The Minto Pyramid is a way to organise presentations, communication and thinking in an ‘executive friendly’ way, by starting with the answer and key idea; grouping and summarising your recommendations and supporting arguments; and logically ordering your supporting ideas.
The Minto Pyramid is a way to organise presentations, communication and thinking in an 'executive friendly' way, by starting with the answer and key idea; grouping and summarising your recommendations and supporting arguments; and logically ordering your supporting ideas.
THINKING vs COMMUNICATING.

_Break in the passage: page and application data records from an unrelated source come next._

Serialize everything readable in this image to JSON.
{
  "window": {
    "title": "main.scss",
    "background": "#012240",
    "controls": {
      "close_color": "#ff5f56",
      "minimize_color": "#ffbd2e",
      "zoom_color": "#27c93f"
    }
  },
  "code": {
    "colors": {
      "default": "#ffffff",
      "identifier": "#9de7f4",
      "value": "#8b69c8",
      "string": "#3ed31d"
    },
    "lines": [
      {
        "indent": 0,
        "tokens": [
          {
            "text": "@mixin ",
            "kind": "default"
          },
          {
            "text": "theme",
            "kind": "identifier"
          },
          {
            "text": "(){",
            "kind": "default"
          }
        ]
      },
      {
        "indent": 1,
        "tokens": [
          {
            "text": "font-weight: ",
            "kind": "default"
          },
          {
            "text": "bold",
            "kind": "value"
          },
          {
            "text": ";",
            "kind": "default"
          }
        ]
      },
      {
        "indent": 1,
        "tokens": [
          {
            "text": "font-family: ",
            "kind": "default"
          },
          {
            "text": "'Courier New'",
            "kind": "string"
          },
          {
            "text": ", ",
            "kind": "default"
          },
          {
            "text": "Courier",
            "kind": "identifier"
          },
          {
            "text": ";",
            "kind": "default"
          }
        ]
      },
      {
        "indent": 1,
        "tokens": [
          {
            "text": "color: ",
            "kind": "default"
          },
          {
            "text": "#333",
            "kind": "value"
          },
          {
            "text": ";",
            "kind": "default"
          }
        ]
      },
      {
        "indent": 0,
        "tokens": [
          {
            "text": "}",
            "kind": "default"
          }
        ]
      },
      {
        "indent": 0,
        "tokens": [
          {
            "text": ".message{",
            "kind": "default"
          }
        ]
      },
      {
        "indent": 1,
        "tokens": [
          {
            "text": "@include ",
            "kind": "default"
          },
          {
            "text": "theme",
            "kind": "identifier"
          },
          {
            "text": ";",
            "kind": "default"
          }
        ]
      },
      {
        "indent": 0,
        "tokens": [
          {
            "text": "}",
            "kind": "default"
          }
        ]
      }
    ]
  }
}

Minto recommends using this model in two separate modes. The thinking process is done from the ground up, naturally progressing from your findings to recommendations to your key answer or theme. Importantly, with this model, communicating is done in the reverse, sharing it from the top down - the opposite of your thinking and your journey.
Let’s break down the pyramid in more detail:
MUTUALLY EXCLUSIVE & COLLECTIVELY EXHAUSTING (MECE).
A supporting model to help develop your pyramid is the MECE principle, also developed by Barbara Pinto and used at McKinsey. MECE is a method to Divide and Conquer by identifying subsets that are mutually exclusive (ME), and collectively exhaustive (CE). MECE avoids overlapping or double counting and creates distinct, independent ‘buckets’ of work.
USE IT FOR PRESENTATIONS, CHATS, EMAILS & MORE.
Minto's Pyramid is effective for presenting and engaging with busy executives who want answers and supporting information as required and is just as effective for structuring an email or even a 2-minute impromptu conversation.
SITUATION, COMPLICATION, QUESTION & ANSWER (SCQA).
We've combined the discussion of Minto's Pyramid and SCQA in this one model entry - however, consider using SCQA as a stand-alone model to quickly describe the situation, complication, question and answer for any challenge.
INFORMATIONAL AND EFFICIENT, NOT SO COLLABORATIVE.
One note explored in Limitations below is that this approach does not particularly lend itself to co-design or collaborative engagement, so it's essential that you know your audience to assess whether this is the most effective approach.
The intent or practical goal of the conversation. It guides the collective thinking process and determines the direction of the conversation.
The inner impact and overall experience of the conversation on the group. Affecting the mood of the group and the tone of the communication.
Focus on data, facts, and the ‘truths’ that everyone can agree on, such as what was seen, heard, touched, etc. Examples:
To engage the five senses (sight, sound, taste, smell and touch)
Invites inclusive participation and focuses attention
Gets out the facts and objective data.
Focus on reactions, moods, memories, associations. Examples:
To elicit and acknowledge imaginative, intuitive and emotional responses
Acknowledges emotions, memories and initial associations
Invites participants to use their imaginations.
Focus on meaning, purpose, significance, implications. Examples:
Focus on resolution, agreement, and possible new directions or actions. Examples:
To develop depth level collective opinions or resolve that may lead to future action
Draws out the deeper meaning
Makes conversation meaningful and relevant to the future
Exposes individual and group choice.
© ICA:UK the Institute of Cultural Affairs, 2014. Read more about ORID here